What is being asked → In the entries below, some lines contain "JSON"; work out how many and answer with the figure only.
*** Opening Supplied data ***
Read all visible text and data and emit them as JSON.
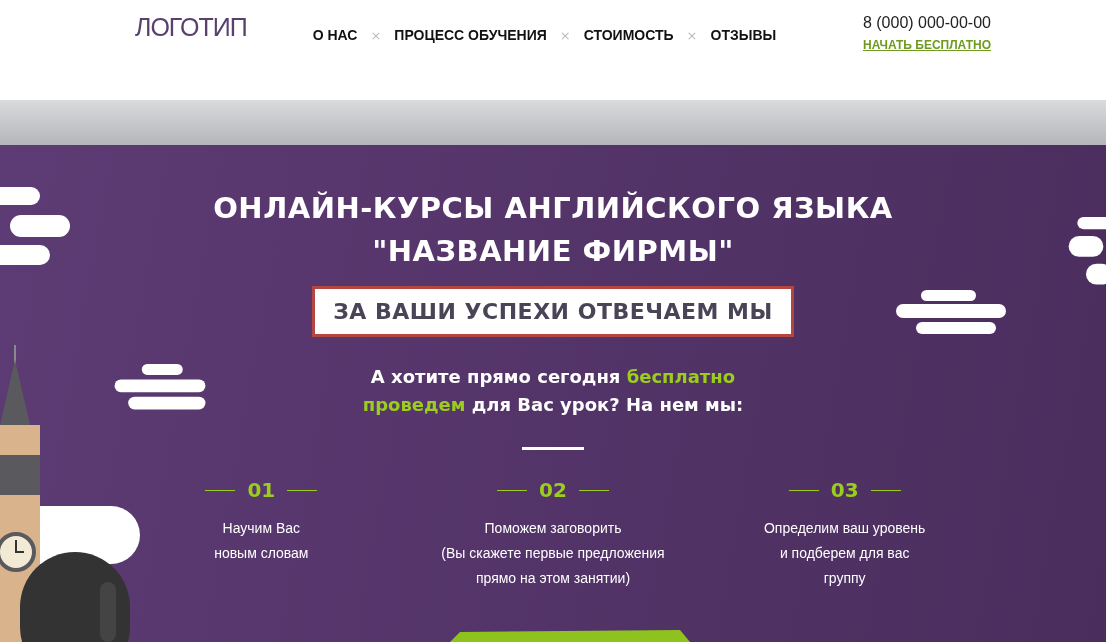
{
  "header": {
    "logo": "ЛОГОТИП",
    "nav": [
      {
        "label": "О НАС",
        "separator": "×"
      },
      {
        "label": "ПРОЦЕСС ОБУЧЕНИЯ",
        "separator": "×"
      },
      {
        "label": "СТОИМОСТЬ",
        "separator": "×"
      },
      {
        "label": "ОТЗЫВЫ"
      }
    ],
    "phone": "8 (000) 000-00-00",
    "cta_link": "НАЧАТЬ БЕСПЛАТНО"
  },
  "hero": {
    "title_lines": [
      "ОНЛАЙН-КУРСЫ АНГЛИЙСКОГО ЯЗЫКА",
      "\"НАЗВАНИЕ ФИРМЫ\""
    ],
    "slogan": "ЗА ВАШИ УСПЕХИ ОТВЕЧАЕМ МЫ",
    "question": [
      {
        "text": "А хотите прямо сегодня ",
        "highlight": false
      },
      {
        "text": "бесплатно\nпроведем",
        "highlight": true
      },
      {
        "text": " для Вас урок? На нем мы:",
        "highlight": false
      }
    ],
    "features": [
      {
        "number": "01",
        "text": "Научим Вас\nновым словам"
      },
      {
        "number": "02",
        "text": "Поможем заговорить\n(Вы скажете первые предложения\nпрямо на этом занятии)"
      },
      {
        "number": "03",
        "text": "Определим ваш уровень\nи подберем для вас\nгруппу"
      }
    ]
  }
}
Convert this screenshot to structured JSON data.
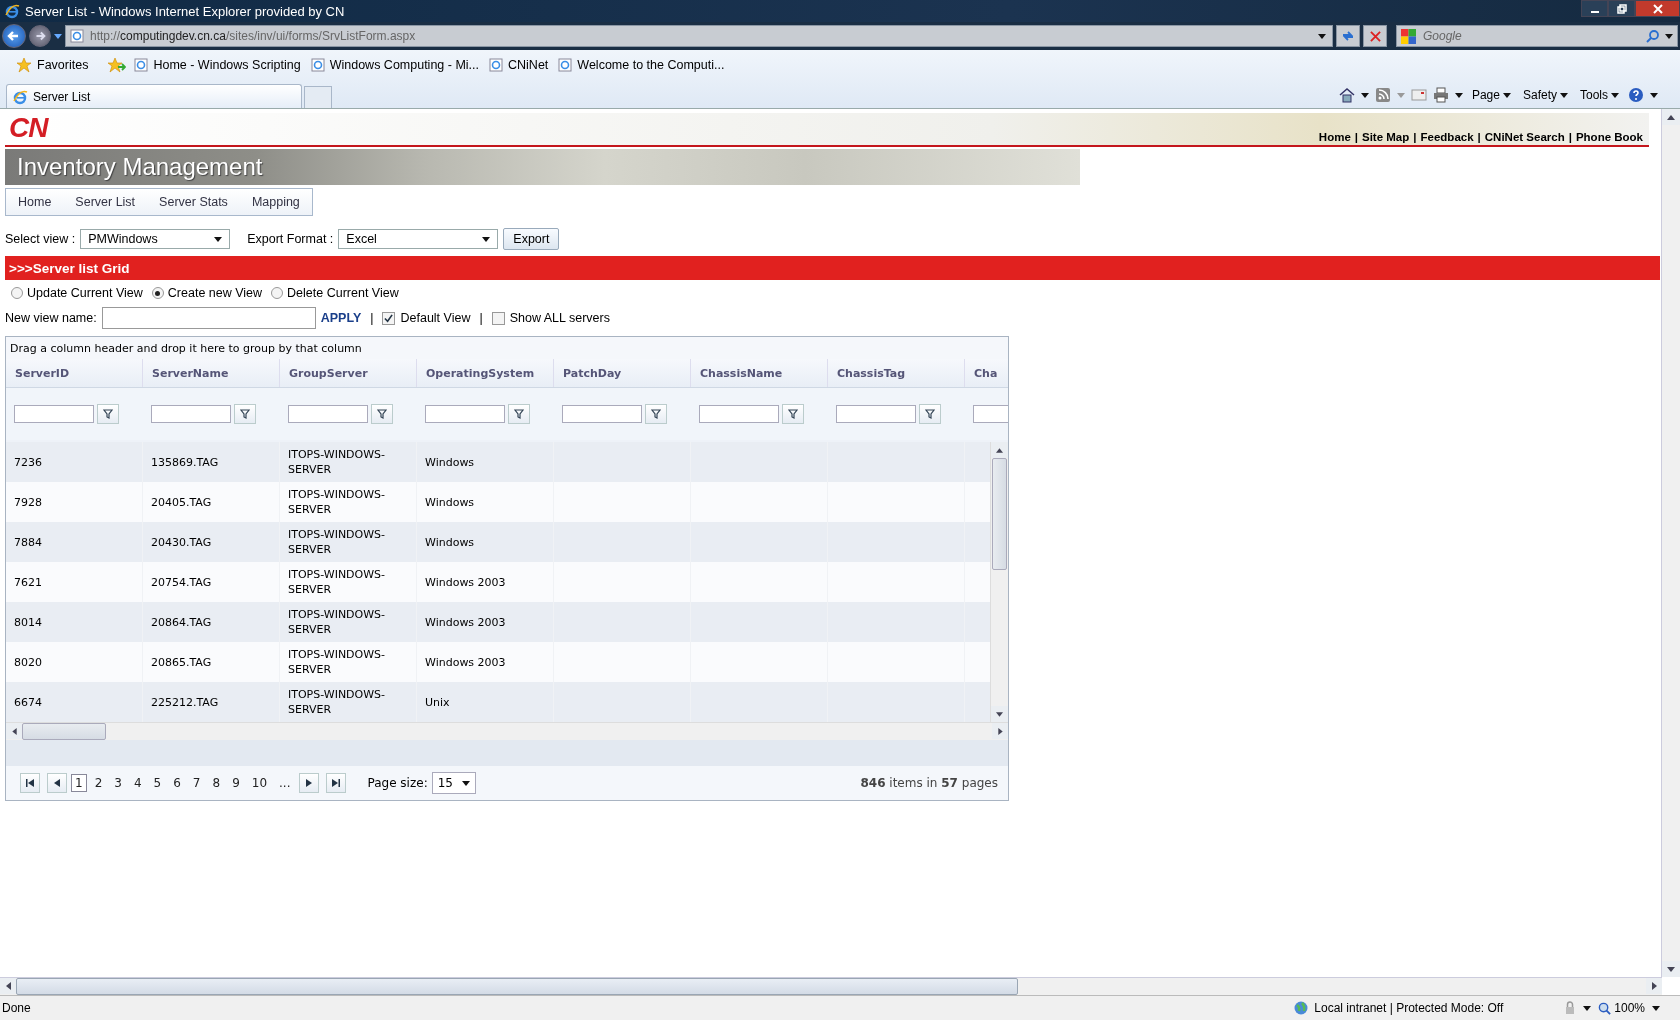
{
  "browser": {
    "title": "Server List - Windows Internet Explorer provided by CN",
    "address": {
      "scheme": "http://",
      "host": "computingdev.cn.ca",
      "path": "/sites/inv/ui/forms/SrvListForm.aspx"
    },
    "search": {
      "placeholder": "Google"
    },
    "favorites": {
      "label": "Favorites",
      "links": [
        "Home - Windows Scripting",
        "Windows Computing - Mi...",
        "CNiNet",
        "Welcome to the Computi..."
      ]
    },
    "tabs": [
      {
        "label": "Server List",
        "selected": true
      }
    ],
    "commands": [
      "Page",
      "Safety",
      "Tools"
    ]
  },
  "page": {
    "logo": "CN",
    "top_links": [
      "Home",
      "Site Map",
      "Feedback",
      "CNiNet Search",
      "Phone Book"
    ],
    "separator": "|",
    "banner_title": "Inventory Management",
    "nav": [
      "Home",
      "Server List",
      "Server Stats",
      "Mapping"
    ],
    "select_view": {
      "label": "Select view :",
      "value": "PMWindows"
    },
    "export_format": {
      "label": "Export Format :",
      "value": "Excel"
    },
    "export_button": "Export",
    "section_title": ">>>Server list Grid",
    "view_modes": [
      {
        "label": "Update Current View",
        "selected": false
      },
      {
        "label": "Create new View",
        "selected": true
      },
      {
        "label": "Delete Current View",
        "selected": false
      }
    ],
    "new_view": {
      "label": "New view name:",
      "apply": "APPLY"
    },
    "options": [
      {
        "label": "Default View",
        "checked": true
      },
      {
        "label": "Show ALL servers",
        "checked": false
      }
    ],
    "grid": {
      "group_hint": "Drag a column header and drop it here to group by that column",
      "columns": [
        "ServerID",
        "ServerName",
        "GroupServer",
        "OperatingSystem",
        "PatchDay",
        "ChassisName",
        "ChassisTag",
        "Cha"
      ],
      "rows": [
        [
          "7236",
          "135869.TAG",
          "ITOPS-WINDOWS-SERVER",
          "Windows"
        ],
        [
          "7928",
          "20405.TAG",
          "ITOPS-WINDOWS-SERVER",
          "Windows"
        ],
        [
          "7884",
          "20430.TAG",
          "ITOPS-WINDOWS-SERVER",
          "Windows"
        ],
        [
          "7621",
          "20754.TAG",
          "ITOPS-WINDOWS-SERVER",
          "Windows 2003"
        ],
        [
          "8014",
          "20864.TAG",
          "ITOPS-WINDOWS-SERVER",
          "Windows 2003"
        ],
        [
          "8020",
          "20865.TAG",
          "ITOPS-WINDOWS-SERVER",
          "Windows 2003"
        ],
        [
          "6674",
          "225212.TAG",
          "ITOPS-WINDOWS-SERVER",
          "Unix"
        ]
      ],
      "pages": [
        {
          "label": "1",
          "selected": true
        },
        {
          "label": "2",
          "selected": false
        },
        {
          "label": "3",
          "selected": false
        },
        {
          "label": "4",
          "selected": false
        },
        {
          "label": "5",
          "selected": false
        },
        {
          "label": "6",
          "selected": false
        },
        {
          "label": "7",
          "selected": false
        },
        {
          "label": "8",
          "selected": false
        },
        {
          "label": "9",
          "selected": false
        },
        {
          "label": "10",
          "selected": false
        },
        {
          "label": "...",
          "selected": false
        }
      ],
      "page_size_label": "Page size:",
      "page_size": "15",
      "summary": "**846** items in **57** pages"
    }
  },
  "status": {
    "text": "Done",
    "zone": "Local intranet | Protected Mode: Off",
    "zoom": "100%"
  }
}
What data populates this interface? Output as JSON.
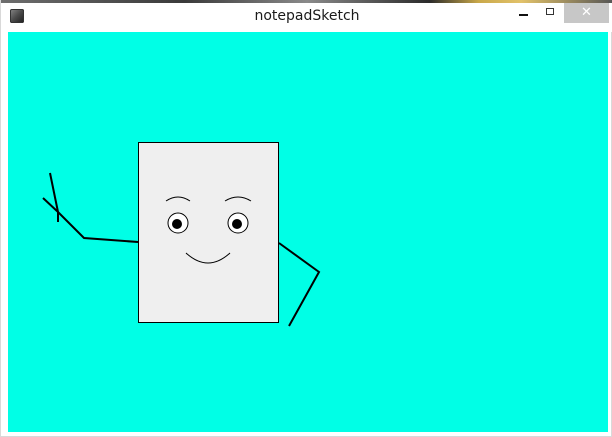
{
  "window": {
    "title": "notepadSketch",
    "close_glyph": "✕",
    "icons": {
      "app": "processing-app-icon",
      "minimize": "minimize-icon",
      "maximize": "maximize-icon",
      "close": "close-icon"
    }
  },
  "colors": {
    "canvas_background": "#00ffe6",
    "body_fill": "#efefef",
    "stroke": "#000000",
    "close_button": "#c7c7c7"
  }
}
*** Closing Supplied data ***
Solved exercise → 3